And here we are, Wednesday, the first Wednesday of November 2013 in fact. The fall-colored yellow, red and oranges leaves of our trees frame our windows with a canopy of brightness; they cling to gnarled branches before floating to the ground in wispy groupings before turning a caramel-colored brown and are mulched into the lawn for the season. 2013 has been a grand year, albeit travel-heavy, but the work has been rewarding.
We planned on getting bees and chickens to add to our little homestead this spring but somehow March got pushed into April, April into May, May into summer and well, here we are, the first Wednesday of November – anyone else find themselves in a similar pattern? While most of our professional work is from behind a camera, I find it causes me to be more present in my day-to-day life as I’m always looking for those little details to capture at the right moment: a farmer plowing his field, the afternoon sun pouring into the living room from our skylights, the sun flirting with white puffy clouds or simply admiring the glorious blue of the sky. But sometimes I don’t have a camera in hand or I can’t get to my iPhone quick enough . . . and I’m left trying to imprint that image in my brain to recall later. It’s the act of pausing for that moment, being present, that I appreciate most.
And can someone please explain to me why, after a windstorm, there are still leaves in my yard to rake, mulch and sweep off the deck?? Why are they not blown into my neighbors’ yards or even better – down the hill into the now empty corn and soybean fields?? On the bright side – having leaves to rake and mulch means I’m outside and getting a bit of exercise, yes?

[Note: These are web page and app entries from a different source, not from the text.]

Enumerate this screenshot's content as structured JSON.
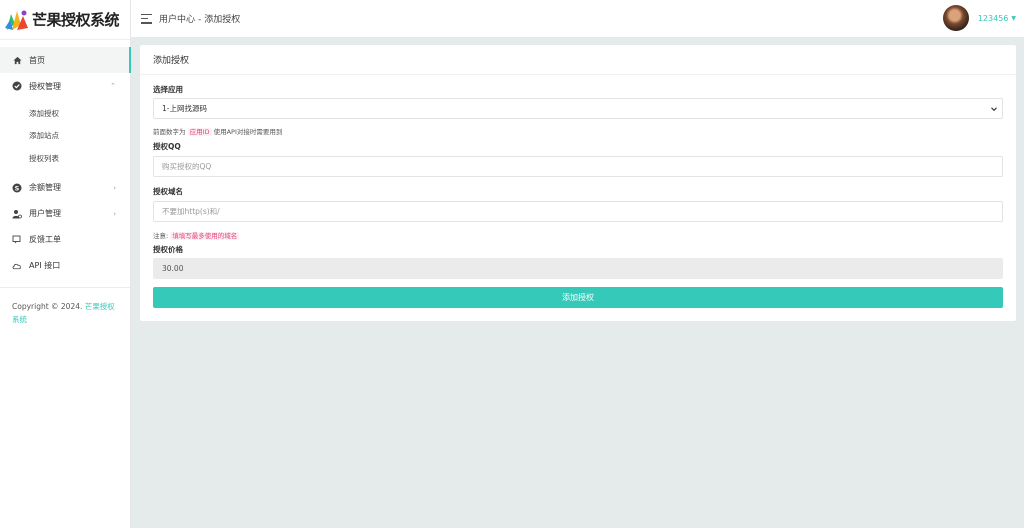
{
  "app": {
    "title": "芒果授权系统"
  },
  "sidebar": {
    "items": [
      {
        "label": "首页",
        "icon": "home-icon"
      },
      {
        "label": "授权管理",
        "icon": "check-circle-icon"
      },
      {
        "label": "余额管理",
        "icon": "skype-icon"
      },
      {
        "label": "用户管理",
        "icon": "user-gear-icon"
      },
      {
        "label": "反馈工单",
        "icon": "chat-icon"
      },
      {
        "label": "API 接口",
        "icon": "cloud-icon"
      }
    ],
    "sub_items": [
      "添加授权",
      "添加站点",
      "授权列表"
    ],
    "copyright_prefix": "Copyright © 2024.",
    "copyright_brand": "芒果授权系统"
  },
  "header": {
    "breadcrumb_section": "用户中心",
    "breadcrumb_separator": "-",
    "breadcrumb_page": "添加授权",
    "username": "123456"
  },
  "card": {
    "title": "添加授权",
    "app_select": {
      "label": "选择应用",
      "value": "1-上网找源码"
    },
    "app_hint": {
      "prefix": "前面数字为",
      "tag": "应用ID",
      "suffix": "使用API对接时需要用到"
    },
    "qq": {
      "label": "授权QQ",
      "placeholder": "购买授权的QQ"
    },
    "domain": {
      "label": "授权域名",
      "placeholder": "不要加http(s)和/"
    },
    "domain_hint": {
      "prefix": "注意:",
      "tag": "填填写最多使用的域名"
    },
    "price": {
      "label": "授权价格",
      "value": "30.00"
    },
    "submit_label": "添加授权"
  },
  "colors": {
    "accent": "#35c9b9",
    "hint_tag": "#e0457b",
    "background": "#e5eaea"
  }
}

Fall almost always has me pulling out my favorite cool-weather recipes, chili being one. And I know people are deeply passionate about their chili – beans or no beans, beef or no beef, beef chunks or ground, chili powder or no chili powder, topped with sour cream, cheese, chives or plain, saltines on the side or not, macaroni added versus no macaroni added . . . seems everyone has something to say about chili.
But all I’m going to say is this is our favorite and is the one single recipe we have made for many years – it also probably breaks all the rules when it comes to chili but my palate loves the addition of cardomom and a bit of dark chocolate which deepens the complex flavors. I toss all ingredients into a slow cooker set on low and about 2 hours later, dinner is ready. And if you have a slow cooker insert that goes into the oven, you can whip up a batch of cornbread, spread the dough on top of the chili, bake for 20-25 minutes and you have a one-pot meal.
Now if you’ll excuse me, I have some leaves to rake.
3-BEAN SLOW-COOKER CHILI
Slightly Adapted from Nigella Lawson
NOTE: My slow cooker insert is stovetop friendly – if yours isn’t, you can start this in a pan on the stove until the meat is browned – then transfer to slow cooker to finish cooking.
- 4 tablespoons extra-virgin olive oil
- 2 onions, finely chopped
- 2 cloves garlic, minced
- 1.5 teaspoons dried or crushed chili flakes
- 1.5 teaspoons ground coriander
- 1.5 teaspoons ground cumin
- 5 cardamom pods, bruised (tie these in a small amount of cheesecloth for easy removal before serving)
- 2 red peppers, seeded and finely diced
- 2.5 pounds ground beef
- 5 cups jarred or canned chopped tomatoes
- 1/2 cup tomato ketchup
- 1/2 cup jarred or canned crushed tomatoes
- 1 cup water
- 2 tablespoons unsweetened cocoa powder
- 1 15oz can pinto beans
- 1 15oz can black beans
- 1 15oz can red kidney beans
- Sour cream
- Grated Cheddar
- Tortilla chips
- Squeeze of Lime
- Heat the oil in a slow cooker insert (see NOTE above) and fry the onion and garlic until it begins to soften
- Add the chili, coriander, cumin, and crushed cardamom pods and stir well
- Add the peppers then break up the ground beef into the pan and continue to turn and separate as the meat browns
- Add the chopped tomatoes, ketchup, tomato puree, and water stirring to make a rich red sauce
- Sprinkle the cocoa over the top and stir well; add the beans, cover and cook on low for about 2 hours
- Serve with your favorite topping
- This chili can be made ahead and freezes well